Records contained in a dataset
┌────────

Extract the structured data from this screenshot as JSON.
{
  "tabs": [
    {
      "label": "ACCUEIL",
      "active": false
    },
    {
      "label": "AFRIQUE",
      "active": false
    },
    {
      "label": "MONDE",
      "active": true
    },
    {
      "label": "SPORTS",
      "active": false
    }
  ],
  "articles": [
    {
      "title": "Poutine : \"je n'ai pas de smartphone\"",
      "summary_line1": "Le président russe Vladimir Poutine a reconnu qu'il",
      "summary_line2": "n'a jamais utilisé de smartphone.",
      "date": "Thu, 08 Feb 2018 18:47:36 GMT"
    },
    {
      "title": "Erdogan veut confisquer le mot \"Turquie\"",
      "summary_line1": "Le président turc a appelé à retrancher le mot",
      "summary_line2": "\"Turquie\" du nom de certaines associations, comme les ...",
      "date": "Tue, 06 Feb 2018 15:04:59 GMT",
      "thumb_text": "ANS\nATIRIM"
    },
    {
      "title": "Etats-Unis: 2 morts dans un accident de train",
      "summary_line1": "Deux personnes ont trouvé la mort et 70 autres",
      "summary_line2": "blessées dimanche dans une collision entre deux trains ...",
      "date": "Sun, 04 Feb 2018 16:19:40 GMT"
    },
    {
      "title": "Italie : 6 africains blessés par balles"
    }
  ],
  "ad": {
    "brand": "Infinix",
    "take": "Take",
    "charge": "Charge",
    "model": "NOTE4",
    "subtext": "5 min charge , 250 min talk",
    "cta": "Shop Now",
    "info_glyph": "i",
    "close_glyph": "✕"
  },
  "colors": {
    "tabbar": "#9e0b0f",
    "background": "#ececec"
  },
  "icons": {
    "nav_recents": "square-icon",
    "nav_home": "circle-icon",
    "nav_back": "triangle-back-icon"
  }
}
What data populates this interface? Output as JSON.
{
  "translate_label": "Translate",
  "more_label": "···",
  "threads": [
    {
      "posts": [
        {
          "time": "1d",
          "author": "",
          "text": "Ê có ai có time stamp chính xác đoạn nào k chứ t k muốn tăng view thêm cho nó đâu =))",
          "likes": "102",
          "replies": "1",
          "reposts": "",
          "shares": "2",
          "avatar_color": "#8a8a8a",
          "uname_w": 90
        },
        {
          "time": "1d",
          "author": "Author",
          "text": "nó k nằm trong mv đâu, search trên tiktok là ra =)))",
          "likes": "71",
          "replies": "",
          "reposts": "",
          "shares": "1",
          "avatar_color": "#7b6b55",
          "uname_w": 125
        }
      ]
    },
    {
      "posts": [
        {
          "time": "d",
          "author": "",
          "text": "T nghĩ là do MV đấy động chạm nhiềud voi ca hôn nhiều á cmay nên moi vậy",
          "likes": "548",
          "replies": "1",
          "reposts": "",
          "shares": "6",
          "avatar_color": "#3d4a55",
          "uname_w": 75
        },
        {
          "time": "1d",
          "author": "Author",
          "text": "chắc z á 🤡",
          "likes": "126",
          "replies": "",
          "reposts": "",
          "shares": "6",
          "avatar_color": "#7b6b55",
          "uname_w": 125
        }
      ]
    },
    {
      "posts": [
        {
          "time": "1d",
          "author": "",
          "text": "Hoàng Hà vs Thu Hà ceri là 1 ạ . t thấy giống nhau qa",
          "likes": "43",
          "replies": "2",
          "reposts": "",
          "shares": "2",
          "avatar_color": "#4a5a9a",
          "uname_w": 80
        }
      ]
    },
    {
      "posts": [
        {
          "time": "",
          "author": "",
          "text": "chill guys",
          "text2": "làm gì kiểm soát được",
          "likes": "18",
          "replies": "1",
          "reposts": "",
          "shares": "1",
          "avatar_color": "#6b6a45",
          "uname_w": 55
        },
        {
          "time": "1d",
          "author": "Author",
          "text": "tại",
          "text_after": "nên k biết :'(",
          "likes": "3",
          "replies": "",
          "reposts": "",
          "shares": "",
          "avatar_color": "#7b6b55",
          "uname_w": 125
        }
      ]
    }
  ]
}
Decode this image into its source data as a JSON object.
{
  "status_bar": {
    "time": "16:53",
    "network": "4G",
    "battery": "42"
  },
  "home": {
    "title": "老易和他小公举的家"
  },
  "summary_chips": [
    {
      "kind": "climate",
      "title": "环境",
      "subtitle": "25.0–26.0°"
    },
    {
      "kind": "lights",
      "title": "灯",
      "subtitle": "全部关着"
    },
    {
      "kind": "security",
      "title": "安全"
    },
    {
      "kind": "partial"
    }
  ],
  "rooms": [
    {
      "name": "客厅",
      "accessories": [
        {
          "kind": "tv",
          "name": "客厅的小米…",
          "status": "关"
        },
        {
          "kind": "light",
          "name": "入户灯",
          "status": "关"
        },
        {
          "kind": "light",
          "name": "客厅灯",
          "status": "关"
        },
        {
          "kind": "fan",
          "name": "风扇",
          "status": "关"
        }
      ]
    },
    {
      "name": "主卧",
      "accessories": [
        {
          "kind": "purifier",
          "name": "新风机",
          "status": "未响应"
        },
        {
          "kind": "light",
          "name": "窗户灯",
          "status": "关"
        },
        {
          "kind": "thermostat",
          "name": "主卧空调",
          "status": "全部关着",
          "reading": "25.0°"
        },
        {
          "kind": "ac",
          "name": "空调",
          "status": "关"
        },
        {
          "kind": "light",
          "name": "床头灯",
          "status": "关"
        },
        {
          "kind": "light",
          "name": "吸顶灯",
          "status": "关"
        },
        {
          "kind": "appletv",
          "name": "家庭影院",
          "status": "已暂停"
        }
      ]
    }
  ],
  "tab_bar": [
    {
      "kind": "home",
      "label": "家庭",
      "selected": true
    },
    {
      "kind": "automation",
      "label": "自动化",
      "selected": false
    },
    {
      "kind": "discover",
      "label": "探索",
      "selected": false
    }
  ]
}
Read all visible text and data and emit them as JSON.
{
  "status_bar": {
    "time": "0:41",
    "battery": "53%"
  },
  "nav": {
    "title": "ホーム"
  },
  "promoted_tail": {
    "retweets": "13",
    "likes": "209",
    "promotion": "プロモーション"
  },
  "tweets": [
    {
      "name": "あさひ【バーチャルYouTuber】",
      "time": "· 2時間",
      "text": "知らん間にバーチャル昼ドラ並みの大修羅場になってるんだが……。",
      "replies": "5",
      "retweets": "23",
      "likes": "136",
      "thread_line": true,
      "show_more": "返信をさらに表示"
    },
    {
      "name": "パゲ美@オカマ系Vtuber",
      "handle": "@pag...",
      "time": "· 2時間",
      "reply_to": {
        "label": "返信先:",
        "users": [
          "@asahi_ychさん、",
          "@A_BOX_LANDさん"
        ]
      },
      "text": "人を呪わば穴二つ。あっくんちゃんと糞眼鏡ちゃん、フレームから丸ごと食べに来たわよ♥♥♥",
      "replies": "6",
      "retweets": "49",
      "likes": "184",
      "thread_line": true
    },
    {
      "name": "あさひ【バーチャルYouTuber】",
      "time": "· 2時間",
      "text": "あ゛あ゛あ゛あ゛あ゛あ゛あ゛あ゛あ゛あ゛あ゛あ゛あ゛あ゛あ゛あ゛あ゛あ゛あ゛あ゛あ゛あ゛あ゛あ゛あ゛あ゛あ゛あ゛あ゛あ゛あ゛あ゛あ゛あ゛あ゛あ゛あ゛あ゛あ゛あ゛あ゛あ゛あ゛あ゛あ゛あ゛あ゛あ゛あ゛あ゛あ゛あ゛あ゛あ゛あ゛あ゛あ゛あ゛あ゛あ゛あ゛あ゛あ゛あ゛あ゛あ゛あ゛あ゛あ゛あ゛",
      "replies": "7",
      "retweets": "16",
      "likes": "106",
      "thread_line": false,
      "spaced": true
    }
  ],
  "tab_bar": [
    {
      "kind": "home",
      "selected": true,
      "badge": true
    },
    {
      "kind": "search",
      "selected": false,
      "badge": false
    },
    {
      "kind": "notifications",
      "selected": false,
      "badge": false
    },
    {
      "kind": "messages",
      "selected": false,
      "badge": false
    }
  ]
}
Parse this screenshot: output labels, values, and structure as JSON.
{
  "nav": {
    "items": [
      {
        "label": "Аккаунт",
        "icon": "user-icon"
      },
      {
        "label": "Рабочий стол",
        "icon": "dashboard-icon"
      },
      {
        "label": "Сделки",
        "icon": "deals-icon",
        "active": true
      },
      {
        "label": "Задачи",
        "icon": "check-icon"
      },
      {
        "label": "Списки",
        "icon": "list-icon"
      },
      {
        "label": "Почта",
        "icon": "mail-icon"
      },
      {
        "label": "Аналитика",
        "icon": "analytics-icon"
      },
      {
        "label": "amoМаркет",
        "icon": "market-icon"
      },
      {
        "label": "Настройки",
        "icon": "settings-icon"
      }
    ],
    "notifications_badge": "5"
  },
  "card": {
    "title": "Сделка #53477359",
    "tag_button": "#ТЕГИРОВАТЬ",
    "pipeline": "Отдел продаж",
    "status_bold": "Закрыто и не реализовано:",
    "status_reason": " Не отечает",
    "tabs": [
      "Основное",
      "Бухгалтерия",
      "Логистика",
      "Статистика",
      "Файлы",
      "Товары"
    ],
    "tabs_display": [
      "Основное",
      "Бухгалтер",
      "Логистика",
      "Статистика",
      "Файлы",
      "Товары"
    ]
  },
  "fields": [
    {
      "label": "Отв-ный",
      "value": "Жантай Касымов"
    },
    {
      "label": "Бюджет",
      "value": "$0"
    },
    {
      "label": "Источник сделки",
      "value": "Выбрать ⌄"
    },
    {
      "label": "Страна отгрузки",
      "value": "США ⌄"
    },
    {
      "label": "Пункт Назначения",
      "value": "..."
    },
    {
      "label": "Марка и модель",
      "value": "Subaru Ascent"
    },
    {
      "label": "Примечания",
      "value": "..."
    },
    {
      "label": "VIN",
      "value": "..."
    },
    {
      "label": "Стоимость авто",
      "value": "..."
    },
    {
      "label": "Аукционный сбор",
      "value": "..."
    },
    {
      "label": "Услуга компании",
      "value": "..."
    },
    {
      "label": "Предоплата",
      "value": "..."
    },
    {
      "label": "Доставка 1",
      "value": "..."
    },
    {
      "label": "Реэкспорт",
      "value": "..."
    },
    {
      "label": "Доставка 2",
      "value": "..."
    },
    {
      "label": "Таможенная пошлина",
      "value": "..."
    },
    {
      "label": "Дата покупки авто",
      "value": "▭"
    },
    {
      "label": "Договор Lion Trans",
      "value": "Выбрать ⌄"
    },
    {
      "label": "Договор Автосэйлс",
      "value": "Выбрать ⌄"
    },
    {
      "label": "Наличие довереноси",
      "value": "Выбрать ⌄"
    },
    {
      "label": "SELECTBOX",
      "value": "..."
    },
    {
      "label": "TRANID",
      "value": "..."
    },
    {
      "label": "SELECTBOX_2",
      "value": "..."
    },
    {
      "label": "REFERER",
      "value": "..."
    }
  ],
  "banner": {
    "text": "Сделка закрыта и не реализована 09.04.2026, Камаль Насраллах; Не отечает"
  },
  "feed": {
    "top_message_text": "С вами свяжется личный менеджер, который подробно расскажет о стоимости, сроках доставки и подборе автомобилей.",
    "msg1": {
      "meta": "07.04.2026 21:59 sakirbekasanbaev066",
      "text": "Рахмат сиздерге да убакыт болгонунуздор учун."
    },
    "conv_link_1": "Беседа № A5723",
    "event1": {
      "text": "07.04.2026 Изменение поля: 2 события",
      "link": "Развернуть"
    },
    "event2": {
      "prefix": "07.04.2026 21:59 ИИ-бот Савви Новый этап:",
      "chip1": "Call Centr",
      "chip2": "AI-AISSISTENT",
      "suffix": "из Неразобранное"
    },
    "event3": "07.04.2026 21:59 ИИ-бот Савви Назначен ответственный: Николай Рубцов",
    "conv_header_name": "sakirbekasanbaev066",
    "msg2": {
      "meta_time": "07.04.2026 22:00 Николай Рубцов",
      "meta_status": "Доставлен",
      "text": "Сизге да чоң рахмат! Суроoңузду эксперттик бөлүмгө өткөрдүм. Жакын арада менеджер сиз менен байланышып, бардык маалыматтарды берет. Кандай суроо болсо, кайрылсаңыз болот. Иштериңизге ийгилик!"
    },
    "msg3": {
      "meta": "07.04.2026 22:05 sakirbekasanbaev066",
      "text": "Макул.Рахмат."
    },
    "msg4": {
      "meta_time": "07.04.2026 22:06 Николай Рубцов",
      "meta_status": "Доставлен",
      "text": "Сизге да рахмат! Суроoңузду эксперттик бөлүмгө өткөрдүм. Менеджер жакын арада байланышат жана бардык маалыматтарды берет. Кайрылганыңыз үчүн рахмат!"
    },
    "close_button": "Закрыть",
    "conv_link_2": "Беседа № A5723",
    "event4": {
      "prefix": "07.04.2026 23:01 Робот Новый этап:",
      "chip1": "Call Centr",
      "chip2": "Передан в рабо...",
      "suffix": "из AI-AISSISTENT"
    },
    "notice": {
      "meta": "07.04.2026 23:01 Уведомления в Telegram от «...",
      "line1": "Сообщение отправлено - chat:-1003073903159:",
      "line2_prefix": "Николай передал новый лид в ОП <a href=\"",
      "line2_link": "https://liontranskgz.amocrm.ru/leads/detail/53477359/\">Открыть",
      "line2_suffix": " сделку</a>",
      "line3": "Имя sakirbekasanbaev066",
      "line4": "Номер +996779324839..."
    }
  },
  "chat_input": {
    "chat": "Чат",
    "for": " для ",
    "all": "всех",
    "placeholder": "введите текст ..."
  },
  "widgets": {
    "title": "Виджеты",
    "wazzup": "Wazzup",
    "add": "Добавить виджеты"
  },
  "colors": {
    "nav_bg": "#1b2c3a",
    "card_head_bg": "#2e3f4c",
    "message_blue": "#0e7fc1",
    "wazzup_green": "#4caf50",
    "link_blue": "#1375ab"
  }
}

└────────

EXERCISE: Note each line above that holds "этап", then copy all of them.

WRITTEN ANSWER:
      "prefix": "07.04.2026 21:59 ИИ-бот Савви Новый этап:",
      "prefix": "07.04.2026 23:01 Робот Новый этап:",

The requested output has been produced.